In instances of non-GI conditions or failure of first-line antimicrobial treatment, a review of the vaccination, biosecurity, artificial insemination, and air quality strategies used on-farm may provide a more effective means of improving and maintaining herd health. Vaccines are available and a topic of ongoing research for many common pathogens of swine, including S. suis[15, 16], PRRS [17, 18], porcine circovirus [19, 20], and E. coli[21, 22]. Given that the majority of antimicrobial use reported in the OSVS reports reflected the treatment of conditions caused by these pathogens, successful vaccination strategies are expected to lower the probability of antimicrobial use and treatment failure alike. Similarly, two manageable biosecurity measures, the presence of a shower on-site and limited access to main entrances by rendering trucks, have been shown to be associated with reduced probability of positive PRRS virus status on-farm . Other management practices such as the use of semen from specific-pathogen free boars for artificial insemination , weaning at 28 days of age or later  improving ventilation [26, 27], reducing group sizes to decrease density  and switching to all-in-all-out flow systems  have been shown to be associated with reduced probability of positive viral status. However, the practicality of some of these changes is questioned, as many may require large economic inputs by producers (e.g., changes requiring renovations to facilities). Therefore, it may be prudent for practitioners, producers, and policy makers to reassess the current guidelines around vaccinations, and the use and acquisition of antimicrobials in swine production. In order to reduce the volume of antimicrobial product being used to treat non-bacterial infections, priority should be given to research that focuses on assessing the health and economic impacts of vaccination, prescription-only standards for antimicrobial use, or increasing the frequency of contact between producers and practitioners.
Due to the nature of the data collection, it should be noted that there are some potential biases present in this dataset. There is some potential for over-estimation of the use of antimicrobials for treatment of disease, given that the reporting veterinarian(s) may have recorded antimicrobials used for growth promotion and/or prophylaxis in the treatment field. Furthermore, some diagnostic misclassification may have occurred between diseases that present similarly, as laboratory confirmation was not linked to these records.

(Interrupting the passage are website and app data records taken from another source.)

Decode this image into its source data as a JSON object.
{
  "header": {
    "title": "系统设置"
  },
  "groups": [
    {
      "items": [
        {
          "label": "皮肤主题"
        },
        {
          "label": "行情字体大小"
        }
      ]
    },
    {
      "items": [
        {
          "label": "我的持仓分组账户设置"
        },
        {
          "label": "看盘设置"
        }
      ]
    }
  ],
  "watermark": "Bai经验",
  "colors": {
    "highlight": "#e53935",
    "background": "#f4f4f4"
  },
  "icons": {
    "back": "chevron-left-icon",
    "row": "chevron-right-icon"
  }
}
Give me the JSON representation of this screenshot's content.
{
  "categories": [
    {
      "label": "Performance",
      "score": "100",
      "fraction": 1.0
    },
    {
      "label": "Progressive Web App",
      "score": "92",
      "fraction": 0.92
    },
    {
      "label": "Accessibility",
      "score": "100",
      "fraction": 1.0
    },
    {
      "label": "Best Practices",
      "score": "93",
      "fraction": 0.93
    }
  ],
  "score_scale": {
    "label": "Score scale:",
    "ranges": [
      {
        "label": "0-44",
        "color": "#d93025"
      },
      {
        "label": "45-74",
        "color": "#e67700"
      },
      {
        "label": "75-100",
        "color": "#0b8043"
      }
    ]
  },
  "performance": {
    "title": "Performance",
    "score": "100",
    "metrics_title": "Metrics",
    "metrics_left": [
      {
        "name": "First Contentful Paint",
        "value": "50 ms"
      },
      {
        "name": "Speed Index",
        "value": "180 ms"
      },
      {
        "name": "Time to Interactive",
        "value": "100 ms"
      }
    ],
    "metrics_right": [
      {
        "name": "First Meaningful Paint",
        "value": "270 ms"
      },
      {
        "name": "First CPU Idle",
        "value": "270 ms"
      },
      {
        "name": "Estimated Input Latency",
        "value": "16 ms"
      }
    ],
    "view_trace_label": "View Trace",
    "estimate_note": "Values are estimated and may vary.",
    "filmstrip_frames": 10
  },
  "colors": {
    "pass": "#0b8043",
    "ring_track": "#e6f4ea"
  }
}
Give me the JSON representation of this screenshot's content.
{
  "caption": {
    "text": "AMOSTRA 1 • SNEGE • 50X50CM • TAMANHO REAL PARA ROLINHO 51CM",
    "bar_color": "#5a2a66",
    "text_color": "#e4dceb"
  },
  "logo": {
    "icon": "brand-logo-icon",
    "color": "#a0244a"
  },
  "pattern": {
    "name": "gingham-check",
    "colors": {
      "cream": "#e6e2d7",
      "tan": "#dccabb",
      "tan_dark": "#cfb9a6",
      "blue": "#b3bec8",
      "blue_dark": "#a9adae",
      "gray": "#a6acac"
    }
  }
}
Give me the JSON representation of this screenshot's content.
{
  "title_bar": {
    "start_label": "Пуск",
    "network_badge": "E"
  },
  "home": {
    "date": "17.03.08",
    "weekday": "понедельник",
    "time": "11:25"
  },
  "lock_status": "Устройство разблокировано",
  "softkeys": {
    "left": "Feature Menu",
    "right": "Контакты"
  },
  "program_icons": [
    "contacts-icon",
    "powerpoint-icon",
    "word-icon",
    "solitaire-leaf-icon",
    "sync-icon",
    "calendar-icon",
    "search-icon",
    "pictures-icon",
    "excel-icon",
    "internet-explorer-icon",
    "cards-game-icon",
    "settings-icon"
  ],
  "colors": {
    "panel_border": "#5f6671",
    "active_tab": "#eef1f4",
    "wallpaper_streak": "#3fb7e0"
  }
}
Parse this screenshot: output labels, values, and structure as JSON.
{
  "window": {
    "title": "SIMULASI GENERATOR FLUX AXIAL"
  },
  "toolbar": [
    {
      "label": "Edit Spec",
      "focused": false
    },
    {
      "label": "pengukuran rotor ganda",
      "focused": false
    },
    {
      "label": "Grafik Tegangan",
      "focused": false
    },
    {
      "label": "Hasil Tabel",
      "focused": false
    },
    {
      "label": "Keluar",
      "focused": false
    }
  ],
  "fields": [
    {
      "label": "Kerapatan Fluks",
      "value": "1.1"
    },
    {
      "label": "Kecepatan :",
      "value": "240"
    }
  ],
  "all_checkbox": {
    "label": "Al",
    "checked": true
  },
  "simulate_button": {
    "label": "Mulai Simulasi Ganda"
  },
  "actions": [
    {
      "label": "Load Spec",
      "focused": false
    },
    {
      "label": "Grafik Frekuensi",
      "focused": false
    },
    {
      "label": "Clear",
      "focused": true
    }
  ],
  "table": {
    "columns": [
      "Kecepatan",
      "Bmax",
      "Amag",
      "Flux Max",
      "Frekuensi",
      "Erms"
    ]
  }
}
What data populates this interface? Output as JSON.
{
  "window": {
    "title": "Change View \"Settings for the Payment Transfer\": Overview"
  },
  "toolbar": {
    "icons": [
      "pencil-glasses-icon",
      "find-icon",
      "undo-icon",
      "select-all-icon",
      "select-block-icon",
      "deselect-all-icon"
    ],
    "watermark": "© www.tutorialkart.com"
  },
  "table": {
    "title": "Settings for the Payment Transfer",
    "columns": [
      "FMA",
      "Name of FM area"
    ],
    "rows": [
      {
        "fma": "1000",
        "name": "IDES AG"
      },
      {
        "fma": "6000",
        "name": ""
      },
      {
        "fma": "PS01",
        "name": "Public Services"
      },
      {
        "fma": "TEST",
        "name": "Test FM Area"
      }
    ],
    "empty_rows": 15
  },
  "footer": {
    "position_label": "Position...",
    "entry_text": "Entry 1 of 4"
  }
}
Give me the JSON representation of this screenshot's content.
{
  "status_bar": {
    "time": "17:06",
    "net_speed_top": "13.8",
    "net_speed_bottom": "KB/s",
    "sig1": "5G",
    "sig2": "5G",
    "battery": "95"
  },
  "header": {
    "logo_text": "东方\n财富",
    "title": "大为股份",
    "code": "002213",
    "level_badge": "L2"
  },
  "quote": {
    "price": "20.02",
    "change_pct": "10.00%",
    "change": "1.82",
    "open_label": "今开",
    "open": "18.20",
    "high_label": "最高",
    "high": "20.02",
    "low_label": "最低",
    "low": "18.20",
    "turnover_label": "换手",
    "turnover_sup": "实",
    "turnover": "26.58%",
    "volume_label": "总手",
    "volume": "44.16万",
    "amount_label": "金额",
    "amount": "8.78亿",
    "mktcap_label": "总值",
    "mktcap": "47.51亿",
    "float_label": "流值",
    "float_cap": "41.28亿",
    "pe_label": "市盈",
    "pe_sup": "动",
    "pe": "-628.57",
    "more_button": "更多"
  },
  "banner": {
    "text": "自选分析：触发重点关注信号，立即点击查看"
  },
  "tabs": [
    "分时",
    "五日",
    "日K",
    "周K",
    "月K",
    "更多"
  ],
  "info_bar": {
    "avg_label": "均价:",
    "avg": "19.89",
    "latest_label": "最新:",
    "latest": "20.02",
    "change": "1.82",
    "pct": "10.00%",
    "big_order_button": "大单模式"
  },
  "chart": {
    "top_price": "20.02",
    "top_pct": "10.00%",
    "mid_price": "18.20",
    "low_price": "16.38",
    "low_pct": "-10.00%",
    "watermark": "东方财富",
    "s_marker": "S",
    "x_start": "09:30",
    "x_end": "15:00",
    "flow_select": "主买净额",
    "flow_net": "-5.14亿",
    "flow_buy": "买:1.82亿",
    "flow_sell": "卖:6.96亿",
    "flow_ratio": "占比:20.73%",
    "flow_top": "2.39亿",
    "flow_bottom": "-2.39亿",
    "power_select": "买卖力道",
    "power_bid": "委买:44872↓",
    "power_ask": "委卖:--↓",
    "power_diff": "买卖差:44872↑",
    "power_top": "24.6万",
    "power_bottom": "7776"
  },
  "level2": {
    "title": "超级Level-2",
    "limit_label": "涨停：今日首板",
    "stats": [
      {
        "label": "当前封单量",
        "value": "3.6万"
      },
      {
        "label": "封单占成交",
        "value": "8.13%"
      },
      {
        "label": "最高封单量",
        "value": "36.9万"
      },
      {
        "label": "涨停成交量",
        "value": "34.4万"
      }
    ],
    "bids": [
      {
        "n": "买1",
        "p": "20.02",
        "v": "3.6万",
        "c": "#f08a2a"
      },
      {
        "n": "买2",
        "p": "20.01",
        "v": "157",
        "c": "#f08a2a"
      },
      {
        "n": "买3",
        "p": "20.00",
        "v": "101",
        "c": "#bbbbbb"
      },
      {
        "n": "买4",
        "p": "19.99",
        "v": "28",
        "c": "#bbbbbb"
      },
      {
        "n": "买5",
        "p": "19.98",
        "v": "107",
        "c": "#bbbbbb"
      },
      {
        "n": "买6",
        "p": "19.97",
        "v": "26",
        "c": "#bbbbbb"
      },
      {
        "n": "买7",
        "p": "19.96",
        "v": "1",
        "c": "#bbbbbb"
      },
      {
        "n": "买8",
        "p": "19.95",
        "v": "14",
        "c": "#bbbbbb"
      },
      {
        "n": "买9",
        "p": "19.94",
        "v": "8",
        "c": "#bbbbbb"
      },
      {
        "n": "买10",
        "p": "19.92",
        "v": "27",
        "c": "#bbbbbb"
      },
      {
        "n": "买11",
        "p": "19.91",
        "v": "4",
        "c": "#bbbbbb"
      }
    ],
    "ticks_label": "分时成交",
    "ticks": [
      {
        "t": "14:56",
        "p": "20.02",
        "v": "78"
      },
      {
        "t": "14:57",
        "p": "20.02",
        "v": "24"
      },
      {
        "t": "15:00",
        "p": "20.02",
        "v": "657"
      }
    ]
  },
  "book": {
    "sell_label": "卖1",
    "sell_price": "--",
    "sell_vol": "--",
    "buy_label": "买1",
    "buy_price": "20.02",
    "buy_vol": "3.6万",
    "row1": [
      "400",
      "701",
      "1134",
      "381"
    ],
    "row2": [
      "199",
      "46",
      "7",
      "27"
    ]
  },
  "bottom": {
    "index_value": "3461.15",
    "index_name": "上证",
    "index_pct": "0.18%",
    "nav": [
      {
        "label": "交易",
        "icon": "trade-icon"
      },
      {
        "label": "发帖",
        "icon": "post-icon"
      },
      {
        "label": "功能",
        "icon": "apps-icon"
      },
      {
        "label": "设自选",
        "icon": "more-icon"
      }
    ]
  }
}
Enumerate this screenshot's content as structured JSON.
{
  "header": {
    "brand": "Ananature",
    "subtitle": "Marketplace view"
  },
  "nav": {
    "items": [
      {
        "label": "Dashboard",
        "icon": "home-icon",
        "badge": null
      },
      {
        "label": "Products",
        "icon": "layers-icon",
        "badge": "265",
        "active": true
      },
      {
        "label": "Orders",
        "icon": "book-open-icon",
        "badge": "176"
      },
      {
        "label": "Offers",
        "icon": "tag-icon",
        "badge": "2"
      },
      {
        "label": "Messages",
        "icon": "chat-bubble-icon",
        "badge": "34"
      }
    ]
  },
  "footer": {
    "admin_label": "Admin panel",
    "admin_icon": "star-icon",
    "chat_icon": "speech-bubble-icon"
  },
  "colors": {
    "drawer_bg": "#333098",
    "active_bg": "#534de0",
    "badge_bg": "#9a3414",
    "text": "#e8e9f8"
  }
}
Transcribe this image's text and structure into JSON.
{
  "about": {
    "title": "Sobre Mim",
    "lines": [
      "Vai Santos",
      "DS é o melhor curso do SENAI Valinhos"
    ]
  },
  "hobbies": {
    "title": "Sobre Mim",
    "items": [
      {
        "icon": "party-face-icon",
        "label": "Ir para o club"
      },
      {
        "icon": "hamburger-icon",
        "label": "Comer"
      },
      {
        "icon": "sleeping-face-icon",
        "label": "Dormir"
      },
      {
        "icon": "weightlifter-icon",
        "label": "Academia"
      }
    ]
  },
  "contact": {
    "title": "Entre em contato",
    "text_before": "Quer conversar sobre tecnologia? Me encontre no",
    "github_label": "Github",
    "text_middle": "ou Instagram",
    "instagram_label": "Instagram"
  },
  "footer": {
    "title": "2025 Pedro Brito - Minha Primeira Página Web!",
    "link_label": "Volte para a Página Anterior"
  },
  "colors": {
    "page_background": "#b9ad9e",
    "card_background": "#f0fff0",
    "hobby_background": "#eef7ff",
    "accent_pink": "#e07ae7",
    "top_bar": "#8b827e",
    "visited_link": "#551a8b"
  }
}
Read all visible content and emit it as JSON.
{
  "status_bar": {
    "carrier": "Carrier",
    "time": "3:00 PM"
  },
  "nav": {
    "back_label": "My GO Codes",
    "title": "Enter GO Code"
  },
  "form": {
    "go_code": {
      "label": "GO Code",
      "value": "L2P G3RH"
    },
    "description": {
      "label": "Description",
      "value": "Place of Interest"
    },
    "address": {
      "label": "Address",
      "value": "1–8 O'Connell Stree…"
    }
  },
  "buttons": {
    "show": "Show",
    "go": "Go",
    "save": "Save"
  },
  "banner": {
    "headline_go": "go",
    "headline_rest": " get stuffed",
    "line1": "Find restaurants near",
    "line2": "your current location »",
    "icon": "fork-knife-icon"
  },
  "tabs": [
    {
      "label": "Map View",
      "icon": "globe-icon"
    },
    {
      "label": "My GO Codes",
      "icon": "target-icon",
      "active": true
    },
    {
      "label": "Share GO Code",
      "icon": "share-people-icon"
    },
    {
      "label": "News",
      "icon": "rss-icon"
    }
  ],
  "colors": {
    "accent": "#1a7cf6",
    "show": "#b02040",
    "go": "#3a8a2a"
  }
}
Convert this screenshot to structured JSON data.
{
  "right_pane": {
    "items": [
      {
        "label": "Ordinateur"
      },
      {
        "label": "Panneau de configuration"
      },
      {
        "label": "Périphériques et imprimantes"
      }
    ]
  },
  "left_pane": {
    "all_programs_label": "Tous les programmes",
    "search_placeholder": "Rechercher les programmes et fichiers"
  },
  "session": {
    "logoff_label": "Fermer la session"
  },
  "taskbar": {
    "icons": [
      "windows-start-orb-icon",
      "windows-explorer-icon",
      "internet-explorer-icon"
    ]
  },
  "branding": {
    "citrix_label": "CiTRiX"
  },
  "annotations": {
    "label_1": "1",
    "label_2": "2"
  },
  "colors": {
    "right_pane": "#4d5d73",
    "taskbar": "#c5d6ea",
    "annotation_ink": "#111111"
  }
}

This work suggests that failure of antimicrobial treatment is more likely to occur in non-GI conditions, as compared to GI conditions. Furthermore, the use of multiple antimicrobial products is also associated with an increased probability of antimicrobial treatment failure. Improved immunity via vaccination, management and biosecurity strategies may be viewed as a form of antimicrobial stewardship to the industry by reducing required antimicrobial inputs and consequently, reduced selection pressure for AMR. Furthermore, further research is suggested surrounding the economic and health impacts of changes to guidelines surrounding vaccination, antimicrobial acquisition and use, as well as increasing the frequency of contact between producers and practitioners.